Don’t you hate that sinking feeling you get when you find out you’re wearing Goochi loafers and a Rolodex watch? Your Mona Lisa is signed by Leonard DaVinci. All that money in your wallet has Art Linkletter’s picture on it. You have a gold American Espresso Card. Worst of all, you are driving a Limburgergini.
People don’t hate fake things. Oh, they’d rather have real things—real teeth, real hair, real tomato ketchup. But as long as it’s a conscious and informed choice, people are fine with it. What they hate is being duped into thinking something fake is real. Then they get angry.
Hence, the uproar over the recent discovery of the posting of fake book reviews. Like most controversies suddenly “discovered” by the media, this has actually been going on for a while. In fact, I’ve touched on this in some previous articles. I won’t bother with a link because I’m not trying to set myself up as some sort of fake Nostradamus.
Posting or facilitating the posting of fake reviews is unethical. There is no way around that. You can engage in moral equivalency all you like, but it is simply wrong and people know it is wrong. It is intentional deception.
From what I can tell by examining the facts as reported, there are three types of fake reviews:
An author sets up multiple accounts to post glowing reviews of his/her own book under other identities to give the impression the book is popular and well-written.
Bought Bulk Reviews
There are outfits that will sell authors bundles of good reviews. Again, the purpose is to mislead the prospective buyer about the popularity of the book.
Tactical Assault Reviews
These are negative reviews of another author’s book designed to tank a perceived competitor’s ranking or standing, driving the perpetrator’s book up in comparison.
All of these strategies are forms of astroturfing, which is nothing more than trying to influence public opinion with faked or manipulated data. This practice is in wide use in marketing and politics. It is seedy. It is unethical. Nevertheless one must assume it provides results or it would not be in such wide use.

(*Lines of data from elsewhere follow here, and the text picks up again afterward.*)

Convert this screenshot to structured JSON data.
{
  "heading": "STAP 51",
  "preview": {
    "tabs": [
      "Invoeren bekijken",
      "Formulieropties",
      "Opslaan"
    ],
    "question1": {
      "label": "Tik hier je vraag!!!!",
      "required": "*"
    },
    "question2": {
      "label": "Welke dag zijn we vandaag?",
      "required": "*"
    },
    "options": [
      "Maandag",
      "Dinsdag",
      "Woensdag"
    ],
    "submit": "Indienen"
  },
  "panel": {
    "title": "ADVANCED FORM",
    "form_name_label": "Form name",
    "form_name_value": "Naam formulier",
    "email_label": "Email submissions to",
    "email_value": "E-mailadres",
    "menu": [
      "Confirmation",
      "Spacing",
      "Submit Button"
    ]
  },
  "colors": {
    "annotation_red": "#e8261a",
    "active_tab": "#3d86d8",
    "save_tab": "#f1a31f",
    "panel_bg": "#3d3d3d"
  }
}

Whether they wish to admit it or not, people are influenced by representations of the popularity of a product. This is why you know that four out of five dentists surveyed recommend sugarless gum for their patients who chew gum.
I tend to be very circumspect about data and particularly pronouncements that profess to be based on data. It is too easy to cherry-pick to get the results you want.

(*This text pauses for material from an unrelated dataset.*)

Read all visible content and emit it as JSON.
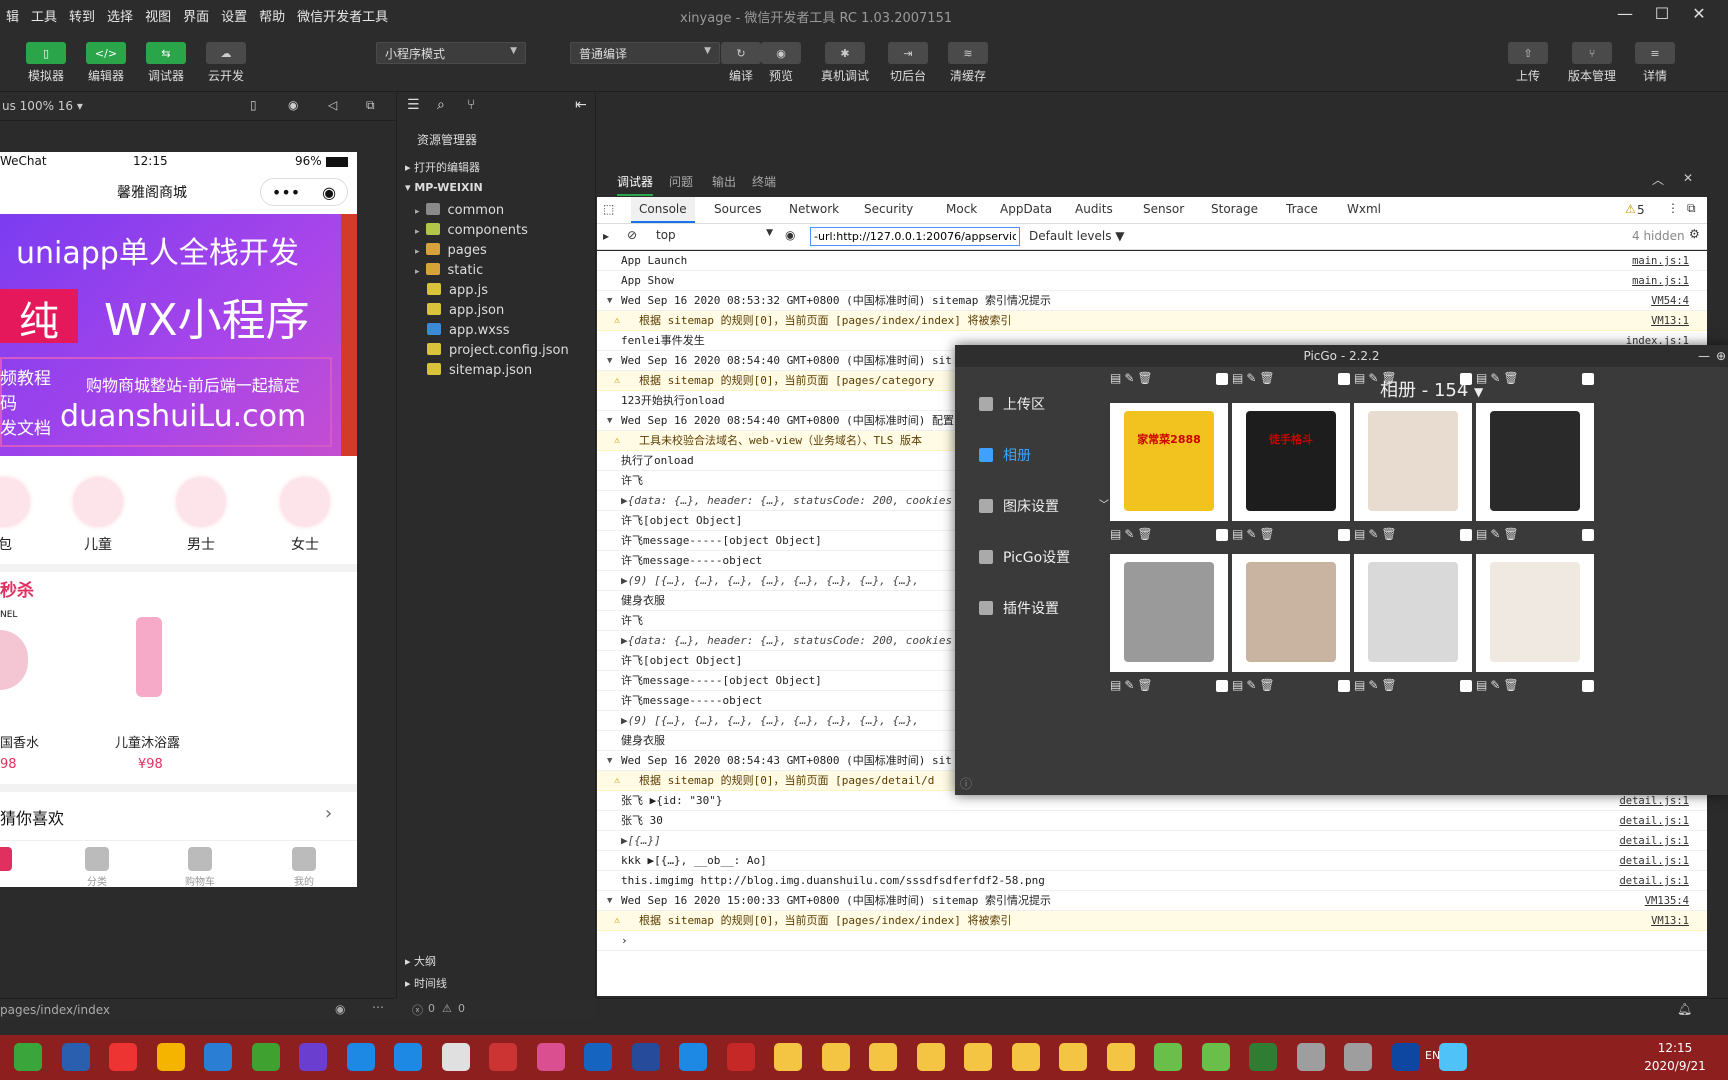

If your book about dragons has twelve 5-star ratings and is presented next to another book about dragons with one hundred 5-star ratings, the chances a prospective buyer will select your book will be diminished.
If you discover a considerable portion or all of those hundred 5-star ratings are actually fake, you are going to suffer a bout of self-righteous indignation. You played by the rules and suffered for it. The cheater got ahead and is crying crocodile tears all the way to the bank while you still labor in obscurity.
Have a good pout and then put your big kid pants on because I have a news flash for you: Life is not fair. Expecting life to treat you fair because you are a good person is like expecting a bull not to charge you because you are a vegetarian. There are some bad actors out there, but the real problem is that the system is flawed.
Book reviews have become a commodity. Like all commodities, where there is a demand, there will be someone and some means to meet it. We might be able to agree that purchasing a bundle of good reviews is dead wrong. Perhaps more accurately it is at the darker end of a broad band of an ethically gray area.
Have you ever asked friends or relatives to post a review for you? Do you really think those reviews are completely unbiased? Have you perhaps traded reviews with another author? Can you say without even a modicum of doubt that your review of their book was not tinted even an iota by their review of yours?
There are many shades of gray—fifty, I’m told. Buying reviews or maliciously posting negative reviews of another author is not something I have ever done or ever will do, but I do know this is a rough game. Follow the dictates of your own conscience in these regards and let others do as they will. As my boys used to say, “Don’t hate the player, hate the game.”